■ **Exercise goal**:
Every line below is to be set down again exactly; any image stays out.
** Opening Data for this exercise block **
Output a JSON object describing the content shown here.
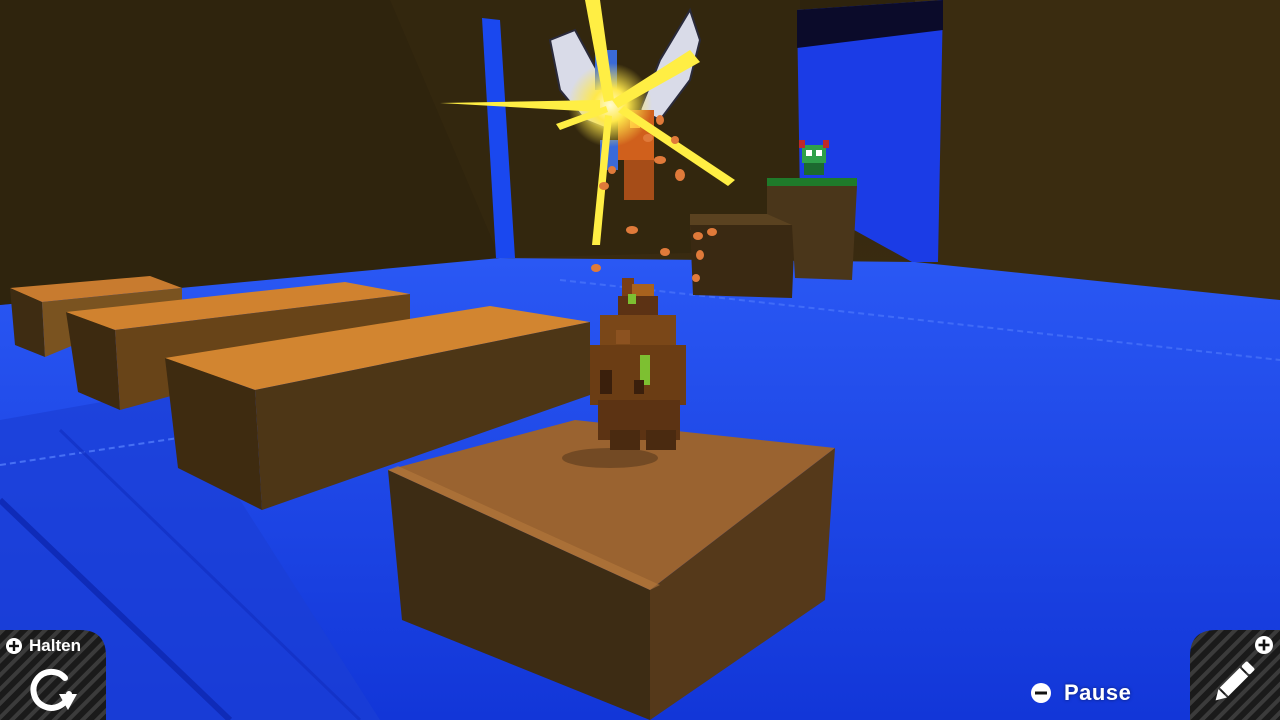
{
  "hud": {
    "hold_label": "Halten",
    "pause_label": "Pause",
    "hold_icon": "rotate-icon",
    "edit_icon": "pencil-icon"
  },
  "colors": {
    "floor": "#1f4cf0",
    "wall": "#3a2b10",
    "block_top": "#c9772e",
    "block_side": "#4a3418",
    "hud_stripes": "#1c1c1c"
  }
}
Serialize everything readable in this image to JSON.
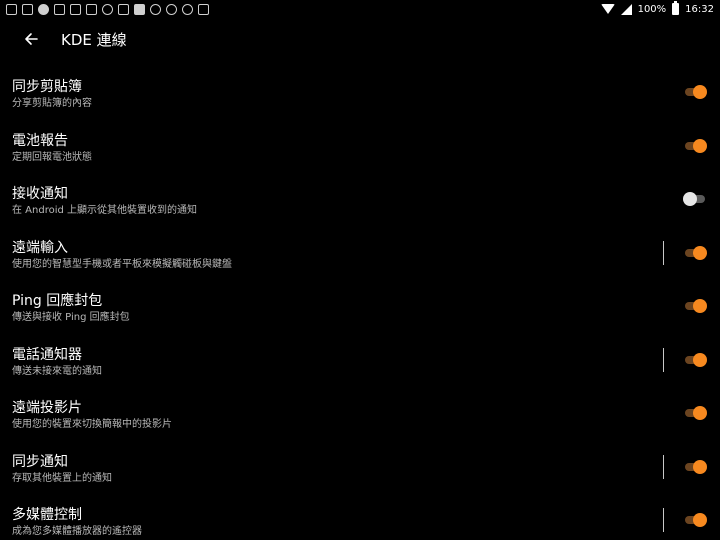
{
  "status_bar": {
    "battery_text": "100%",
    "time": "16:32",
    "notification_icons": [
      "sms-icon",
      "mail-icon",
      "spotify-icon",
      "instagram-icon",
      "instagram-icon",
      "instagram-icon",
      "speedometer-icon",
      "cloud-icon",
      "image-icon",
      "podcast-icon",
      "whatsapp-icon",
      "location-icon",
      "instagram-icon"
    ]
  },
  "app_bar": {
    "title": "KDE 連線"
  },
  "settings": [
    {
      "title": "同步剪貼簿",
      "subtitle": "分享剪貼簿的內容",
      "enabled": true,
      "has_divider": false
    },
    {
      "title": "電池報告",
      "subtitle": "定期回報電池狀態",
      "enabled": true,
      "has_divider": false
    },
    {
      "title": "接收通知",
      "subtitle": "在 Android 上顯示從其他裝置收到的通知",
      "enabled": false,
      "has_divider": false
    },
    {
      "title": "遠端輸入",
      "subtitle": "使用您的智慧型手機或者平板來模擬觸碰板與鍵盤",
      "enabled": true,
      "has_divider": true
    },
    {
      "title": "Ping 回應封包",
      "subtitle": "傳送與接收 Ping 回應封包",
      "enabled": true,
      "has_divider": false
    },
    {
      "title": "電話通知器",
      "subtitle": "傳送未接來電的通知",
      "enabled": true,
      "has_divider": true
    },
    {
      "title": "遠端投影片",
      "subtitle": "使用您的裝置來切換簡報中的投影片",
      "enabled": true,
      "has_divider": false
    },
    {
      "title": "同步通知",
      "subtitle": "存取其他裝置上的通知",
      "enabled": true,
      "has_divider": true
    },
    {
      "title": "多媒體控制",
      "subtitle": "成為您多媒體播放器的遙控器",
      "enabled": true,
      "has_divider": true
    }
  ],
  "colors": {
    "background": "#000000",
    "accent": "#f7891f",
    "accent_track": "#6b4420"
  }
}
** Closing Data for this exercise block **
■ **Solution**:
Output a JSON object describing the content shown here.
{
  "hud": {
    "hold_label": "Halten",
    "pause_label": "Pause",
    "hold_icon": "rotate-icon",
    "edit_icon": "pencil-icon"
  },
  "colors": {
    "floor": "#1f4cf0",
    "wall": "#3a2b10",
    "block_top": "#c9772e",
    "block_side": "#4a3418",
    "hud_stripes": "#1c1c1c"
  }
}
Serialize everything readable in this image to JSON.
{
  "status_bar": {
    "battery_text": "100%",
    "time": "16:32",
    "notification_icons": [
      "sms-icon",
      "mail-icon",
      "spotify-icon",
      "instagram-icon",
      "instagram-icon",
      "instagram-icon",
      "speedometer-icon",
      "cloud-icon",
      "image-icon",
      "podcast-icon",
      "whatsapp-icon",
      "location-icon",
      "instagram-icon"
    ]
  },
  "app_bar": {
    "title": "KDE 連線"
  },
  "settings": [
    {
      "title": "同步剪貼簿",
      "subtitle": "分享剪貼簿的內容",
      "enabled": true,
      "has_divider": false
    },
    {
      "title": "電池報告",
      "subtitle": "定期回報電池狀態",
      "enabled": true,
      "has_divider": false
    },
    {
      "title": "接收通知",
      "subtitle": "在 Android 上顯示從其他裝置收到的通知",
      "enabled": false,
      "has_divider": false
    },
    {
      "title": "遠端輸入",
      "subtitle": "使用您的智慧型手機或者平板來模擬觸碰板與鍵盤",
      "enabled": true,
      "has_divider": true
    },
    {
      "title": "Ping 回應封包",
      "subtitle": "傳送與接收 Ping 回應封包",
      "enabled": true,
      "has_divider": false
    },
    {
      "title": "電話通知器",
      "subtitle": "傳送未接來電的通知",
      "enabled": true,
      "has_divider": true
    },
    {
      "title": "遠端投影片",
      "subtitle": "使用您的裝置來切換簡報中的投影片",
      "enabled": true,
      "has_divider": false
    },
    {
      "title": "同步通知",
      "subtitle": "存取其他裝置上的通知",
      "enabled": true,
      "has_divider": true
    },
    {
      "title": "多媒體控制",
      "subtitle": "成為您多媒體播放器的遙控器",
      "enabled": true,
      "has_divider": true
    }
  ],
  "colors": {
    "background": "#000000",
    "accent": "#f7891f",
    "accent_track": "#6b4420"
  }
}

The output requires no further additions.